Though enchiladas always come with a sauce slathered atop them, there are a variety of different kinds. The most common “red” enchilada sauce may also be called salsa roja, salsa roja para enchiladas, or mole rojo. This is a sauce made out of ancho/pasilla/New Mexico and/or Cascabel chiles, onion, garlic, tomatoes, broth, cumin, oregano, etc. all blended together then simmered until thickened, to give the sauce a bit of heft.
Enchilada sauce can also take the form of tomatillos (such as salsa verde), moles, or if you’re really feeling decadent, you can even go the queso route, like chili con queso. I’ll be honest, this is the hungriest I’ve ever made myself writing one of these. I may need to re-think my entire lunch order today. What was I thinking by making myself a sandwich?
Is enchilada sauce gluten free?
It may be a surprise to some of you that many store-bought enchilada sauces are NOT gluten-free, as they are often thickened with flour. To keep your enchilada sauce free of any gluten, be sure to use brands and/or recipes that are thickened with cornstarch, arrowroot, or gluten-free flour. Always check the labels, folks!
Is enchilada sauce spicy?
How hot is enchilada sauce, really? Well, it depends, and not only on the tenacity of one’s own taste buds! The heat of the enchilada sauces can range from mild to hot, depending on the variety of chili pepper used in the recipe. For example, ancho chili-based sauces will be on the mild end of the spectrum, while a sauce made with serrano pepper will be hot.

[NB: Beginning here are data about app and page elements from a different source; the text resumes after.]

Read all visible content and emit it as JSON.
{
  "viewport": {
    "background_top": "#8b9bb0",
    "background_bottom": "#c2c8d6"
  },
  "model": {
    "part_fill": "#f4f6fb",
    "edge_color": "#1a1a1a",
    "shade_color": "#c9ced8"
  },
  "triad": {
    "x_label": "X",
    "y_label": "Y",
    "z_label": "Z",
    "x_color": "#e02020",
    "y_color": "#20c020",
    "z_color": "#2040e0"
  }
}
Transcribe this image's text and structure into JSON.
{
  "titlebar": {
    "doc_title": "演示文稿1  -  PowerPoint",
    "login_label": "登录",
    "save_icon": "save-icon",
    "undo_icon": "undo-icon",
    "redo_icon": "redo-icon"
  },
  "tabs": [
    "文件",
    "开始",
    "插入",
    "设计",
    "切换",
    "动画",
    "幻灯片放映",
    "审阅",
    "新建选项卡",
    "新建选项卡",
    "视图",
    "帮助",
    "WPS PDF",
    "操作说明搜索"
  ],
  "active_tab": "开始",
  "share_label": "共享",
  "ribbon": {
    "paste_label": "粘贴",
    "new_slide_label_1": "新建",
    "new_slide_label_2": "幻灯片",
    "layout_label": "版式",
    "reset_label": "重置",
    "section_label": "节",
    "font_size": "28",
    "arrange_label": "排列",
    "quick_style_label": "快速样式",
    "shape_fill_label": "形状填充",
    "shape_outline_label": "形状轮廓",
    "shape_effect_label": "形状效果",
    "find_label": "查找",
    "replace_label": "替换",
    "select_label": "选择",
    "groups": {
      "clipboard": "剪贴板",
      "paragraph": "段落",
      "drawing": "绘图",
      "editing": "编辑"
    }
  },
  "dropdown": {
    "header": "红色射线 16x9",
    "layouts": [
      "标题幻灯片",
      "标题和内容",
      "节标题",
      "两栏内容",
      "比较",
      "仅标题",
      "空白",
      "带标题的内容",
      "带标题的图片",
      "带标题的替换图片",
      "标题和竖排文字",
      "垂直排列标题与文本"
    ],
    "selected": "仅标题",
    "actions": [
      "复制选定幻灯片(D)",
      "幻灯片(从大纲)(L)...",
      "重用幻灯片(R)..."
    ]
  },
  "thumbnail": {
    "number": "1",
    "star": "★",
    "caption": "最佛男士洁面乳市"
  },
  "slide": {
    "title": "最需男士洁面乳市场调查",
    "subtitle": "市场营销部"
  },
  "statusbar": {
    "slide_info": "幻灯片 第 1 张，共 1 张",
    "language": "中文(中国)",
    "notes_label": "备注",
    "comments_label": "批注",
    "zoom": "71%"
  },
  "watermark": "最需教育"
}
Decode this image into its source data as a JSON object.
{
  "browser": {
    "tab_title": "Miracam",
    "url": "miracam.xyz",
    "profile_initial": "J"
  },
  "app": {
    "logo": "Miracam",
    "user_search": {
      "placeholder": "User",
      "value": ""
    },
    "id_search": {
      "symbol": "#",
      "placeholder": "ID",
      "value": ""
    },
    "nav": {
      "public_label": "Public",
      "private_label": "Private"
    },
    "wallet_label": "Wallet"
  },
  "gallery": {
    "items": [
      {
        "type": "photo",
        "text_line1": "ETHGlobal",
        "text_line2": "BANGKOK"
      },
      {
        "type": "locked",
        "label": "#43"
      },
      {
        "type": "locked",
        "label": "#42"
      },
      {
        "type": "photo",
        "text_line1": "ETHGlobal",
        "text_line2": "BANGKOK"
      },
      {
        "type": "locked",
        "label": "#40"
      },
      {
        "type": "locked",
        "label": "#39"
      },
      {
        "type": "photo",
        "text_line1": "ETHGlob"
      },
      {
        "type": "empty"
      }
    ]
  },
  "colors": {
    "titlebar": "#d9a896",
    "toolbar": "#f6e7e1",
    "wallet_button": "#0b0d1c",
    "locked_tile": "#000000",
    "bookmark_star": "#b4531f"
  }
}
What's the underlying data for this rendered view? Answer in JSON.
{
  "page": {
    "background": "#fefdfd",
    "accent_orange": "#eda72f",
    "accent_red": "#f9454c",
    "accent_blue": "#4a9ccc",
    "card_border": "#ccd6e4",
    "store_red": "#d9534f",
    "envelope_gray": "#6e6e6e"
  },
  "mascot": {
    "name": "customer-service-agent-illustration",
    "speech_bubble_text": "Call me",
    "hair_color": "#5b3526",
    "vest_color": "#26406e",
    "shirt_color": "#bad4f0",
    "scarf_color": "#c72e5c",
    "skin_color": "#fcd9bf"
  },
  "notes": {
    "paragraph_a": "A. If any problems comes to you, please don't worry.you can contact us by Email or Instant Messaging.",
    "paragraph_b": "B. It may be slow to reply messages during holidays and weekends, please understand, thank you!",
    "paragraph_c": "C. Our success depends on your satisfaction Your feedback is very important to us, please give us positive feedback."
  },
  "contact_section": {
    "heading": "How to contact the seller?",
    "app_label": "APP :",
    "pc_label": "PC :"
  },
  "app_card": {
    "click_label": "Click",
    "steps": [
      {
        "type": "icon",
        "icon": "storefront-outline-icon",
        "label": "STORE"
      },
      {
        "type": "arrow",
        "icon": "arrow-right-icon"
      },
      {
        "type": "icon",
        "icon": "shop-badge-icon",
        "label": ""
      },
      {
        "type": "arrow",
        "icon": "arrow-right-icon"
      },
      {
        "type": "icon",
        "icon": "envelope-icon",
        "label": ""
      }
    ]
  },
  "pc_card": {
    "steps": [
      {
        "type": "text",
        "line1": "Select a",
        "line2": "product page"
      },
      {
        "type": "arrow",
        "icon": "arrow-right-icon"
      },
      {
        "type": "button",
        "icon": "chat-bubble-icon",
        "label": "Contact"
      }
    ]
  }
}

So there you have it. I take full responsibility for getting everyone who’s read this hooked on the idea of a delicious enchilada luncheon. I say we lean into it, save that brown-bagged PB&J for tomorrow (again, what was I thinking?), and take it south of the border for our next meal. Margaritas on me!